What happens to a revocable trust when the person dies?

When the grantor of a revocable trust dies, the trust becomes irrevocable. At that point, the successor trustee needs a federal tax identification number or employer identification number. In some states, successor trustees also need state tax identification numbers.

What does an executor do for a trust?

The executor is the person, named in the will, who is in charge of carrying out the wishes of the deceased person. The executor gathers assets, pays bills and taxes, and eventually distributes what’s left to the people who inherit it.

How long does an executor have to settle a trust?

The time is 12 months unless extended under Part 78 Rule 85 Supreme Court Rules. The New South Wales Trustee Act makes only slight provision for trustees’ general obligations to account in s. 51.

Can executors and trustees be beneficiaries?

When someone writes a Will, they are instructed to name an executor to administer their estate and beneficiaries to inherit their assets. They may also appoint a trustee if necessary. It is possible for one person to be named as both an executor and a trustee, or even as all three.

How do you settle a trust after death?

Settling a trust after death

  1. The procedure for settling a trust after death entails:
  2. Step 1: Get death certificate copies.
  3. Step 2: Inventory the assets in the estate.
  4. Step 3: Work with a trust attorney to understand the grantor’s distribution wishes, timelines, and fiduciary responsibilities.
  5. Step 4: Asset appraisal.

How much power does the executor of a trust have?

An executor has the authority from the probate court to manage the affairs of the estate. Executors can use the money in the estate in whatever way they determine best for the estate and for fulfilling the decedent’s wishes.

Can there be two trustees of a revocable trust?

While there is no legal limit on the number of successor trustees you can name, it is simply impractical to name more than one or two persons. Since trustees must agree on all decisions and sign off on all financial matters, multiple trustees can slow the trust administration to a crawl.

Can a trustor revoke an irrevocable trust?

Even an irrevocable trust is only irrevocable if there is no consent of all the parties involved. It can be revoked with a written consent of all the parties involved, including grantors, trustees and beneficiaries. If some of the parties are not available or are minors, contact a New York estate attorney.

What is a revocable trust vs. an irrevocable trust?

The main difference between an irrevocable trust and a revocable trust is that a revocable trust can be changed or terminated until the trust maker dies, at which time the trust becomes an irrevocable trust, says Nolo.

How to terminate an irrevocable trust?

– Step One: In order to terminate a trust, the first step is to obtain the consent of the trustee and all of the beneficiaries. – Step Two: Create a form called a Revocation of Trust.
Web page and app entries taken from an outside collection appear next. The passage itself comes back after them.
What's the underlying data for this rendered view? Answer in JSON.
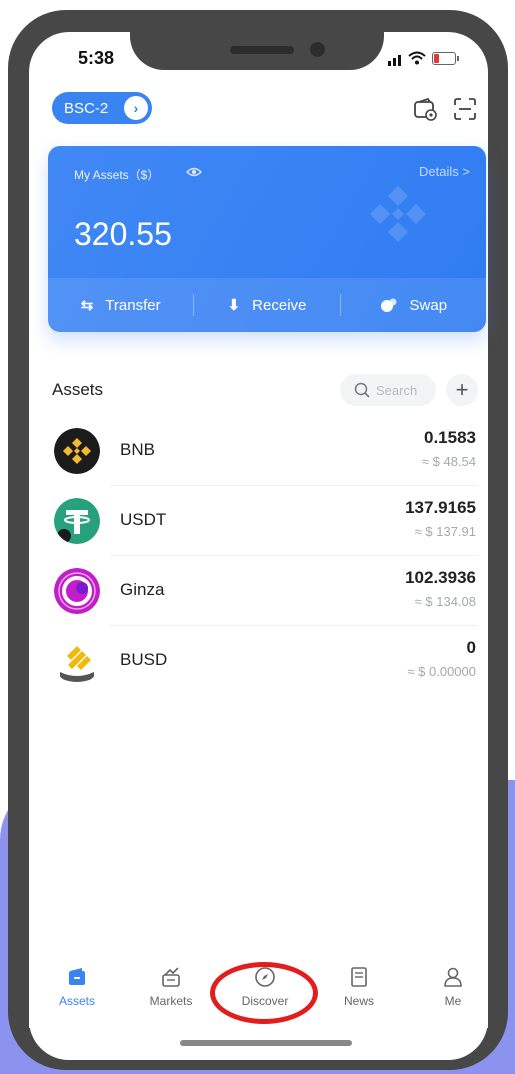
{
  "status_bar": {
    "time": "5:38"
  },
  "header": {
    "network_label": "BSC-2"
  },
  "card": {
    "label": "My Assets（$）",
    "details": "Details  >",
    "total_value": "320.55",
    "actions": [
      "Transfer",
      "Receive",
      "Swap"
    ]
  },
  "assets": {
    "title": "Assets",
    "search_placeholder": "Search",
    "add_symbol": "+",
    "items": [
      {
        "name": "BNB",
        "amount": "0.1583",
        "usd": "≈ $ 48.54"
      },
      {
        "name": "USDT",
        "amount": "137.9165",
        "usd": "≈ $ 137.91"
      },
      {
        "name": "Ginza",
        "amount": "102.3936",
        "usd": "≈ $ 134.08"
      },
      {
        "name": "BUSD",
        "amount": "0",
        "usd": "≈ $ 0.00000"
      }
    ]
  },
  "tabs": [
    {
      "label": "Assets",
      "icon": "wallet-icon",
      "active": true
    },
    {
      "label": "Markets",
      "icon": "chart-icon"
    },
    {
      "label": "Discover",
      "icon": "compass-icon"
    },
    {
      "label": "News",
      "icon": "news-icon"
    },
    {
      "label": "Me",
      "icon": "user-icon"
    }
  ],
  "colors": {
    "accent": "#3a84f2",
    "frame": "#474747",
    "highlight": "#e21d1d",
    "background_blob": "#8c93ef"
  }
}
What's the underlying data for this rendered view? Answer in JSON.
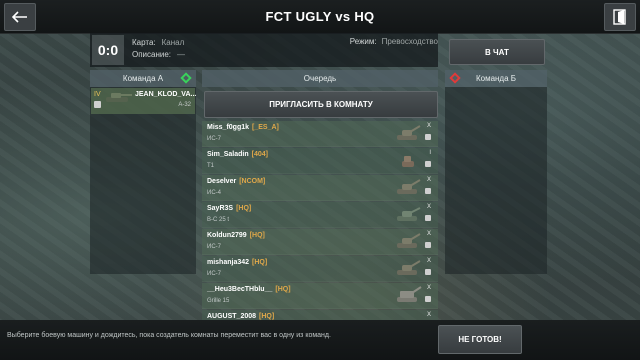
{
  "header": {
    "title": "FCT UGLY vs HQ"
  },
  "room": {
    "score": "0:0",
    "map_label": "Карта:",
    "map_value": "Канал",
    "description_label": "Описание:",
    "description_value": "—",
    "mode_label": "Режим:",
    "mode_value": "Превосходство"
  },
  "buttons": {
    "chat": "В ЧАТ",
    "invite": "ПРИГЛАСИТЬ В КОМНАТУ",
    "not_ready": "НЕ ГОТОВ!"
  },
  "team_a": {
    "label": "Команда А",
    "players": [
      {
        "tier": "IV",
        "name": "JEAN_KLOD_VA...",
        "tank": "A-32"
      }
    ]
  },
  "team_b": {
    "label": "Команда Б",
    "players": []
  },
  "queue": {
    "label": "Очередь",
    "players": [
      {
        "name": "Miss_f0gg1k",
        "clan": "[_ES_A]",
        "tank": "ИС-7",
        "tier": "X"
      },
      {
        "name": "Sim_Saladin",
        "clan": "[404]",
        "tank": "T1",
        "tier": "I"
      },
      {
        "name": "Deselver",
        "clan": "[NCOM]",
        "tank": "ИС-4",
        "tier": "X"
      },
      {
        "name": "SayR3S",
        "clan": "[HQ]",
        "tank": "B-C 25 t",
        "tier": "X"
      },
      {
        "name": "Koldun2799",
        "clan": "[HQ]",
        "tank": "ИС-7",
        "tier": "X"
      },
      {
        "name": "mishanja342",
        "clan": "[HQ]",
        "tank": "ИС-7",
        "tier": "X"
      },
      {
        "name": "__Heu3BecTHblu__",
        "clan": "[HQ]",
        "tank": "Grille 15",
        "tier": "X"
      },
      {
        "name": "AUGUST_2008",
        "clan": "[HQ]",
        "tank": "",
        "tier": "X"
      }
    ]
  },
  "footer": {
    "hint": "Выберите боевую машину и дождитесь, пока создатель комнаты переместит вас в одну из команд."
  },
  "icons": {
    "back": "arrow-left-icon",
    "exit": "exit-door-icon"
  }
}
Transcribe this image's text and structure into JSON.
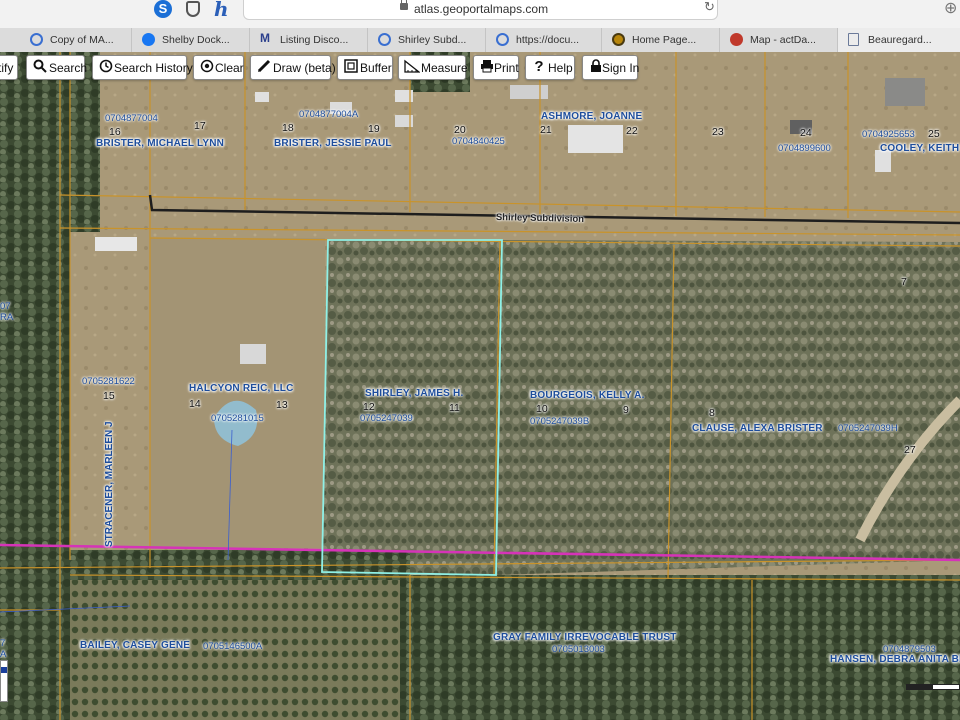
{
  "browser": {
    "url": "atlas.geoportalmaps.com",
    "extension_icons": [
      "skype-icon",
      "shield-icon",
      "honey-icon"
    ],
    "tabs": [
      {
        "label": "Copy of MA...",
        "icon": "chrome-doc-icon",
        "color": "#3a6fd1"
      },
      {
        "label": "Shelby Dock...",
        "icon": "facebook-icon",
        "color": "#1877f2"
      },
      {
        "label": "Listing Disco...",
        "icon": "m-logo-icon",
        "color": "#2b3f8c"
      },
      {
        "label": "Shirley Subd...",
        "icon": "pin-icon",
        "color": "#3a6fd1"
      },
      {
        "label": "https://docu...",
        "icon": "globe-icon",
        "color": "#3a6fd1"
      },
      {
        "label": "Home Page...",
        "icon": "badge-icon",
        "color": "#b8860b"
      },
      {
        "label": "Map - actDa...",
        "icon": "gear-icon",
        "color": "#c0392b"
      },
      {
        "label": "Beauregard...",
        "icon": "document-icon",
        "color": "#6b7a99"
      }
    ]
  },
  "toolbar": [
    {
      "label": "tify",
      "icon": "identify-icon"
    },
    {
      "label": "Search",
      "icon": "search-icon"
    },
    {
      "label": "Search History",
      "icon": "clock-icon"
    },
    {
      "label": "Clear",
      "icon": "target-icon"
    },
    {
      "label": "Draw (beta)",
      "icon": "pencil-icon"
    },
    {
      "label": "Buffer",
      "icon": "buffer-icon"
    },
    {
      "label": "Measure",
      "icon": "ruler-icon"
    },
    {
      "label": "Print",
      "icon": "printer-icon"
    },
    {
      "label": "Help",
      "icon": "help-icon"
    },
    {
      "label": "Sign In",
      "icon": "lock-icon"
    }
  ],
  "map": {
    "road_name": "Shirley Subdivision",
    "colors": {
      "parcel_line": "#c9932a",
      "selected_parcel": "#8ff0e6",
      "road": "#1e1e1e",
      "pink_line": "#d633b8",
      "label": "#1d4d9c"
    },
    "owners": [
      "BRISTER, MICHAEL LYNN",
      "BRISTER, JESSIE PAUL",
      "ASHMORE, JOANNE",
      "COOLEY, KEITH A",
      "HALCYON REIC, LLC",
      "SHIRLEY, JAMES H.",
      "BOURGEOIS, KELLY A.",
      "CLAUSE, ALEXA BRISTER",
      "STRACENER, MARLEEN J",
      "BAILEY, CASEY GENE",
      "GRAY FAMILY IRREVOCABLE TRUST",
      "HANSEN, DEBRA ANITA BRI"
    ],
    "parcel_ids": [
      "0704877004",
      "0704877004A",
      "0704840425",
      "0704899600",
      "0704925653",
      "0705281622",
      "0705281015",
      "0705247039",
      "0705247039B",
      "0705247039H",
      "0705146500A",
      "0705013003",
      "0704879503"
    ],
    "lot_numbers": [
      "16",
      "17",
      "18",
      "19",
      "20",
      "21",
      "22",
      "23",
      "24",
      "25",
      "7",
      "15",
      "14",
      "13",
      "12",
      "11",
      "10",
      "9",
      "8",
      "27"
    ],
    "edge_fragments": [
      "07",
      "RA",
      "7",
      "A"
    ]
  }
}
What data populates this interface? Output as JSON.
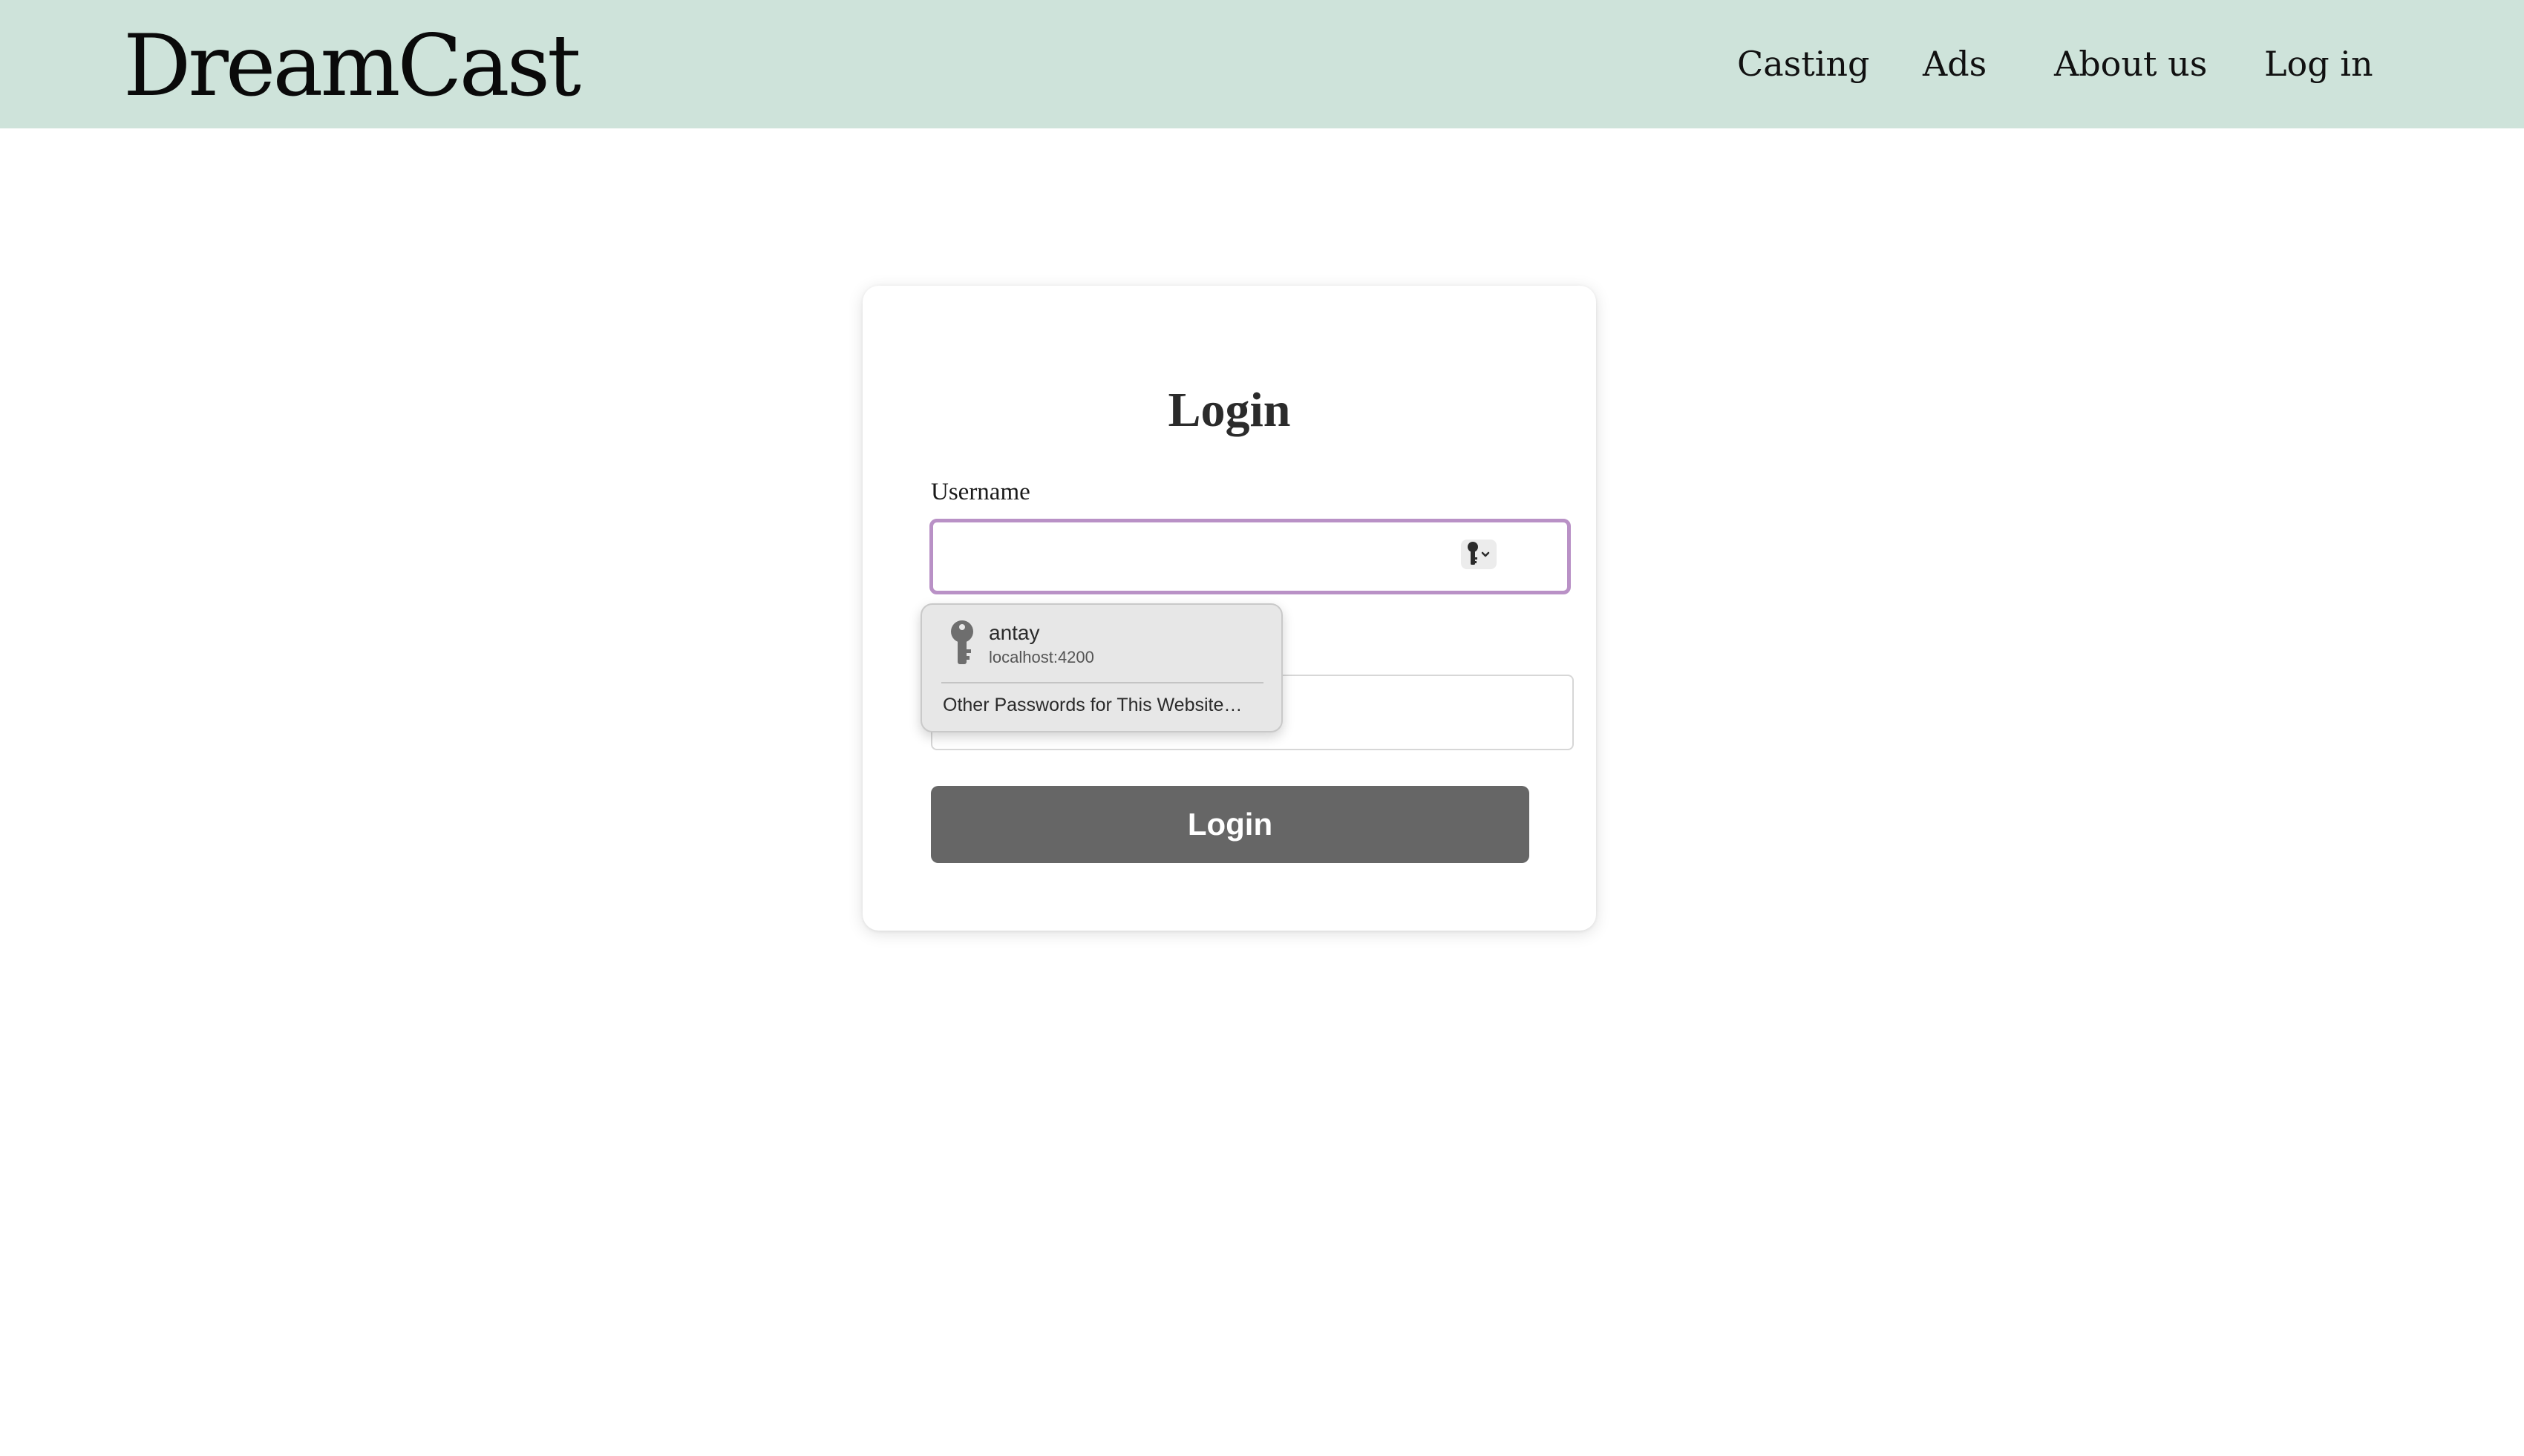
{
  "header": {
    "logo": "DreamCast",
    "nav": {
      "casting": "Casting",
      "ads": "Ads",
      "about": "About us",
      "login": "Log in"
    }
  },
  "login_form": {
    "title": "Login",
    "username_label": "Username",
    "username_value": "",
    "password_value": "",
    "submit_label": "Login"
  },
  "autofill_popup": {
    "account_username": "antay",
    "account_site": "localhost:4200",
    "other_passwords": "Other Passwords for This Website…"
  },
  "colors": {
    "header_bg": "#cee3da",
    "focus_border": "#b991c6",
    "button_bg": "#666666"
  },
  "icons": {
    "username_field": "key-dropdown-icon",
    "autofill_item": "key-icon"
  }
}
Templates for this form can be found online, but it’s best to consult with an experienced trust attorney. – Step Six: Tie up any loose ends by sending a final accounting and letter to all of the trust’s beneficiaries.